On January 18 or today, Wikipedia will go dark, or disappear from view for 24 hours in protest to the Stop Online Piracy Act (SOPA) and the Preventing Real Online Threats to Economic Creativity and Theft of Intellectual Property Act (PIPA) Bills currently in a committee stage in the United States Congress. The Internet Archive and Reddit will also disappear for 12 hours and Google will use its homepage to provide information on the two bills, which will force Internet Service Providers to block non-US websites if they display pirated content, or content which infringes copyright. When you consider all the clips on Youtube, Facebook, links on Twitter, pictures on Pinterest and Tumblr, it’s a lot of content that television networks, movie studios, media outlets and the music industry want to have under their control.
It’s not just content- it’s information and the right to interact with this information that is under threat with this legislation. It’s yet another attempt by a national government to try and censor global information at the behest of a group who are fearful of losing traditional revenue sources.
Mashable has suggested other alternatives to Wikipedia, to allay the concerns of students and trivia nerds everywhere (cough), and libraries have been keen to emphasise their resources.

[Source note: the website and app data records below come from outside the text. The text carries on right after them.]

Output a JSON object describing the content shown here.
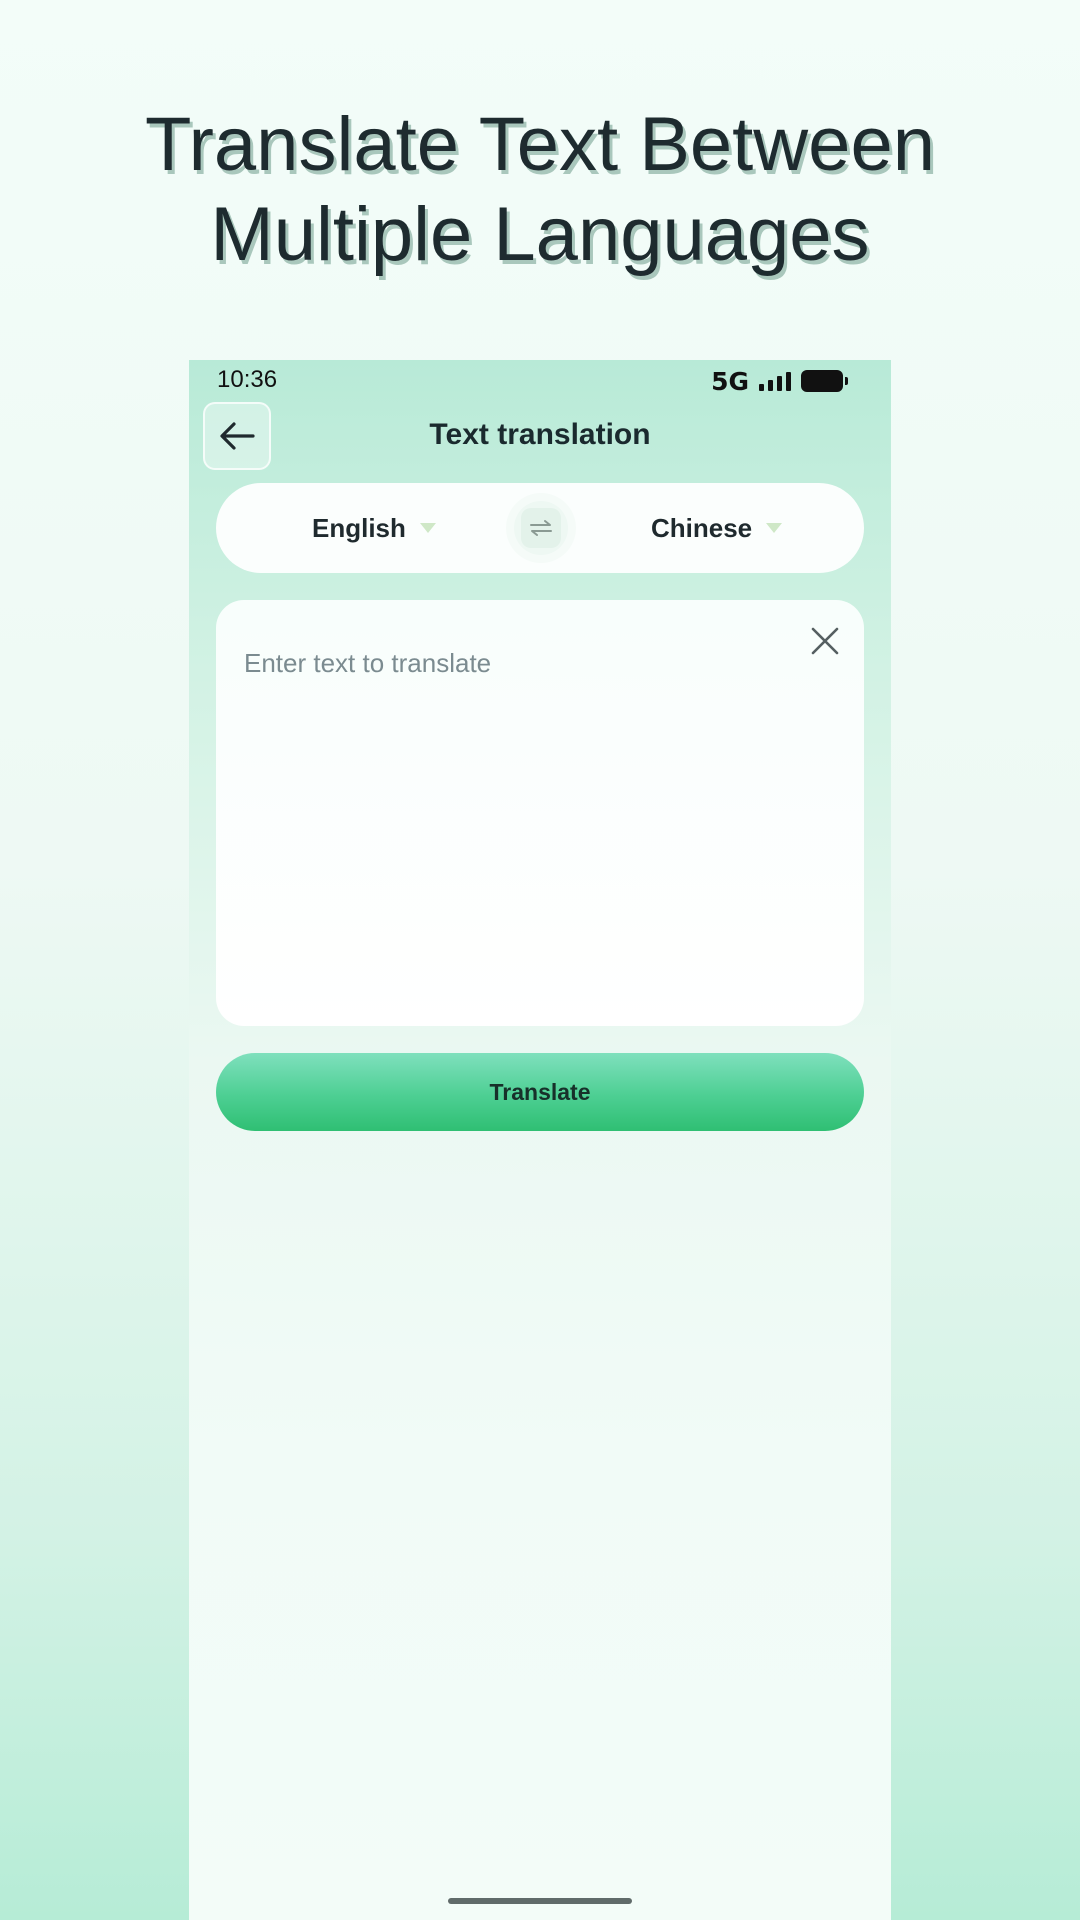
{
  "promo": {
    "headline_line1": "Translate Text Between",
    "headline_line2": "Multiple Languages"
  },
  "status_bar": {
    "time": "10:36",
    "network": "5G",
    "icons": [
      "signal-icon",
      "battery-icon"
    ]
  },
  "nav": {
    "back_icon": "arrow-left-icon",
    "title": "Text translation"
  },
  "languages": {
    "source": "English",
    "target": "Chinese",
    "swap_icon": "swap-arrows-icon",
    "dropdown_icon": "caret-down-icon"
  },
  "input": {
    "placeholder": "Enter text to translate",
    "value": "",
    "clear_icon": "close-icon"
  },
  "actions": {
    "translate_label": "Translate"
  },
  "colors": {
    "accent": "#2fbf73",
    "accent_light": "#7fe0bd",
    "text_dark": "#1f2a2e",
    "placeholder": "#7b8b90"
  }
}
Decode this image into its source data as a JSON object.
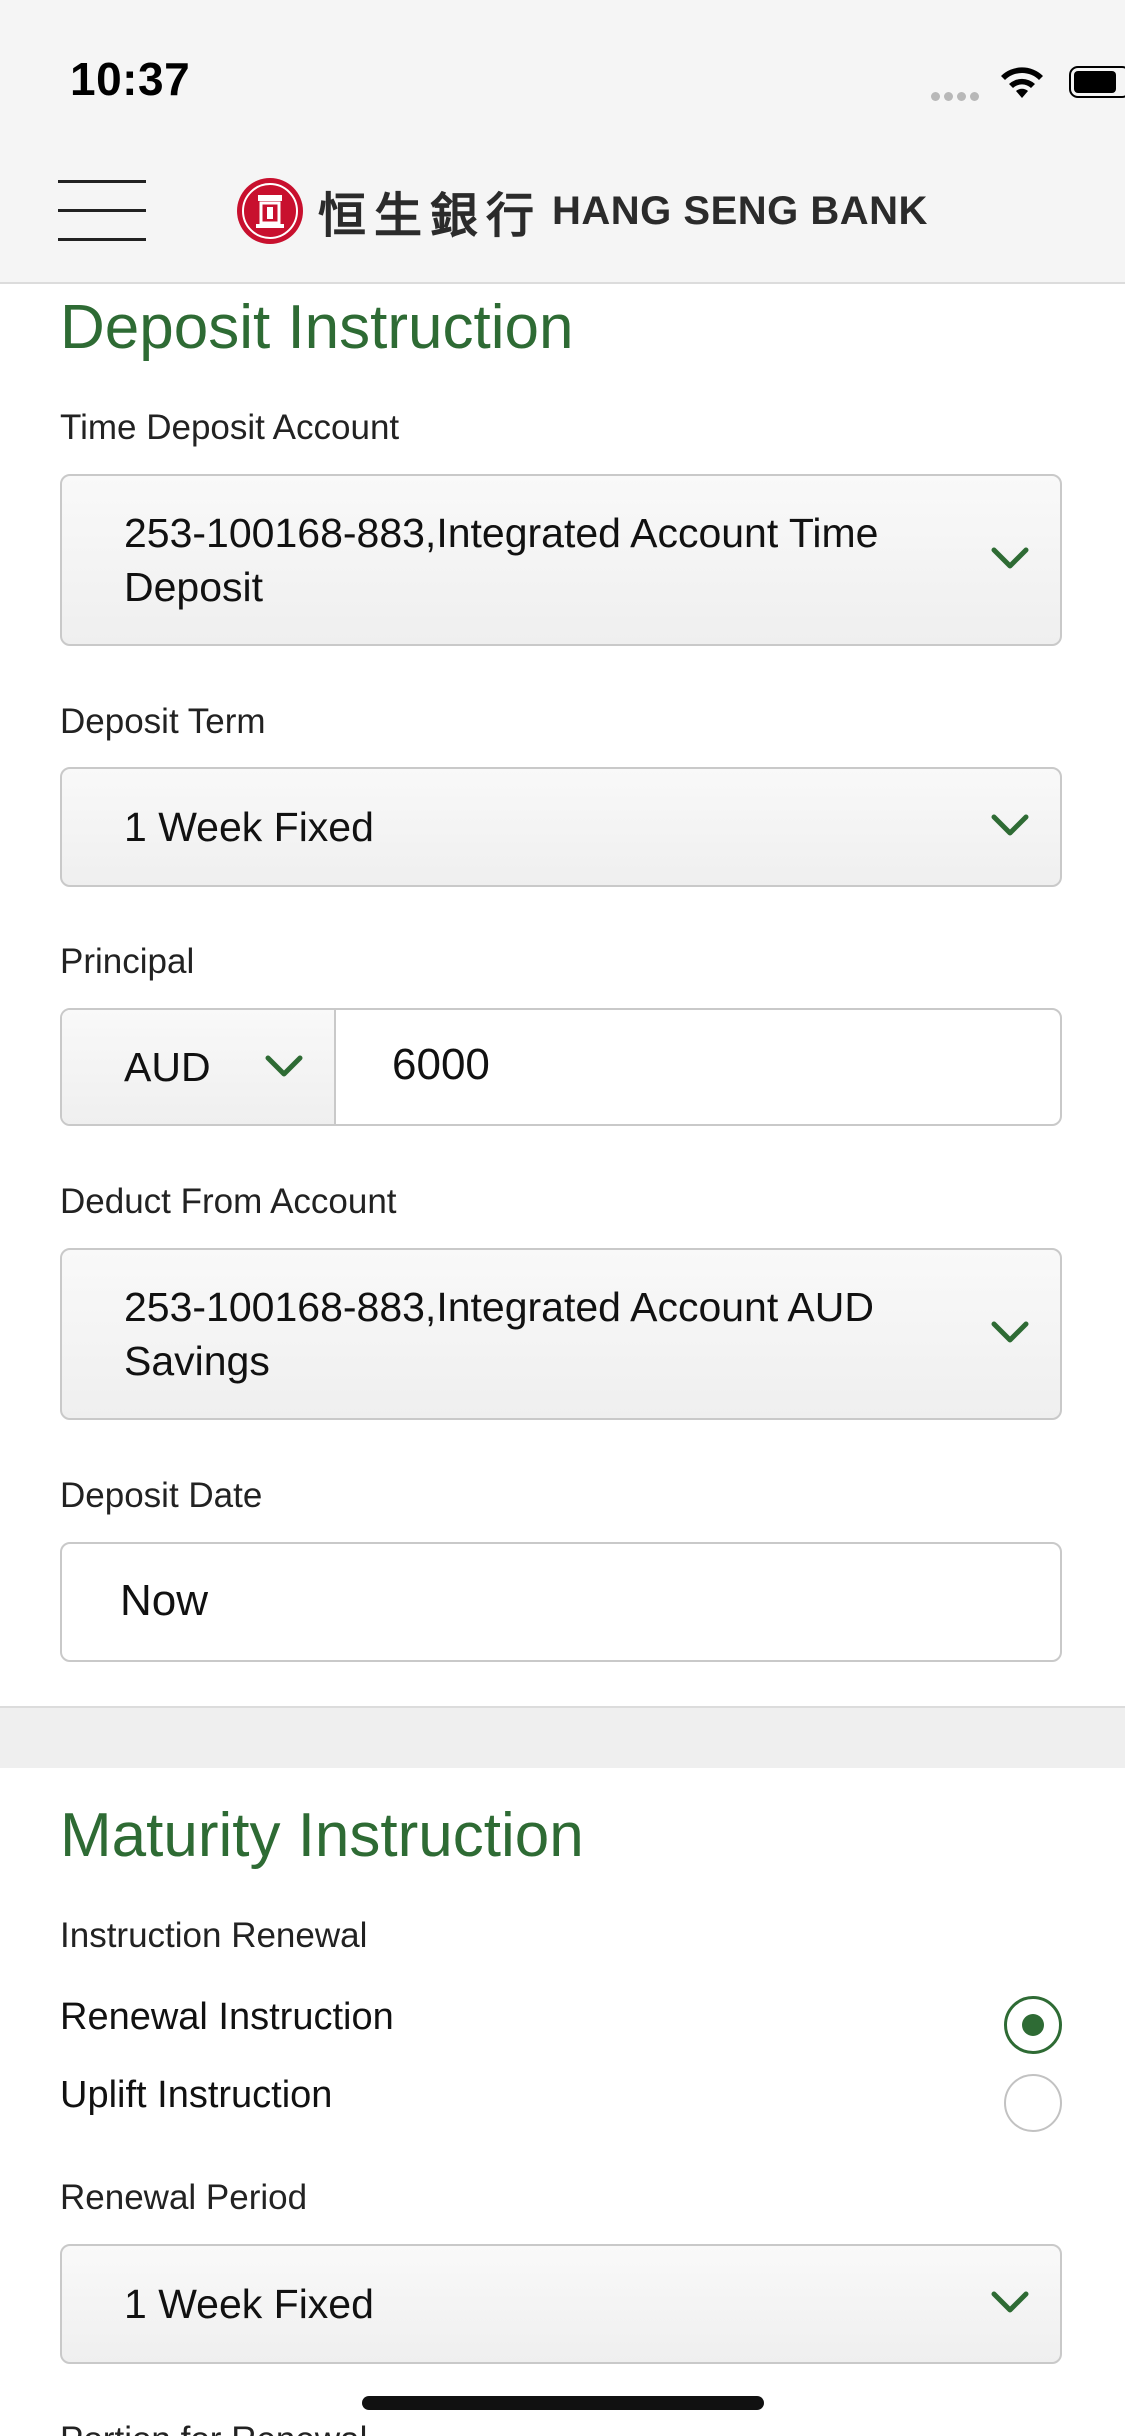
{
  "status_bar": {
    "time": "10:37"
  },
  "header": {
    "menu_icon": "hamburger-menu-icon",
    "logo_chinese": "恒生銀行",
    "logo_english": "HANG SENG BANK"
  },
  "deposit": {
    "title": "Deposit Instruction",
    "time_deposit_account": {
      "label": "Time Deposit Account",
      "line1": "253-100168-883,Integrated Account Time",
      "line2": "Deposit"
    },
    "deposit_term": {
      "label": "Deposit Term",
      "value": "1 Week Fixed"
    },
    "principal": {
      "label": "Principal",
      "currency": "AUD",
      "amount": "6000"
    },
    "deduct_from": {
      "label": "Deduct From Account",
      "line1": "253-100168-883,Integrated Account AUD",
      "line2": "Savings"
    },
    "deposit_date": {
      "label": "Deposit Date",
      "value": "Now"
    }
  },
  "maturity": {
    "title": "Maturity Instruction",
    "instruction_label": "Instruction Renewal",
    "options": [
      {
        "label": "Renewal Instruction",
        "selected": true
      },
      {
        "label": "Uplift Instruction",
        "selected": false
      }
    ],
    "renewal_period": {
      "label": "Renewal Period",
      "value": "1 Week Fixed"
    },
    "next_label_partial": "Portion for Renewal"
  },
  "colors": {
    "accent": "#2e6b34",
    "brand_red": "#c8102e"
  }
}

So for the next 24 hours, if you have a question and you can’t ask Wikipedia, ask a librarian. Or me :).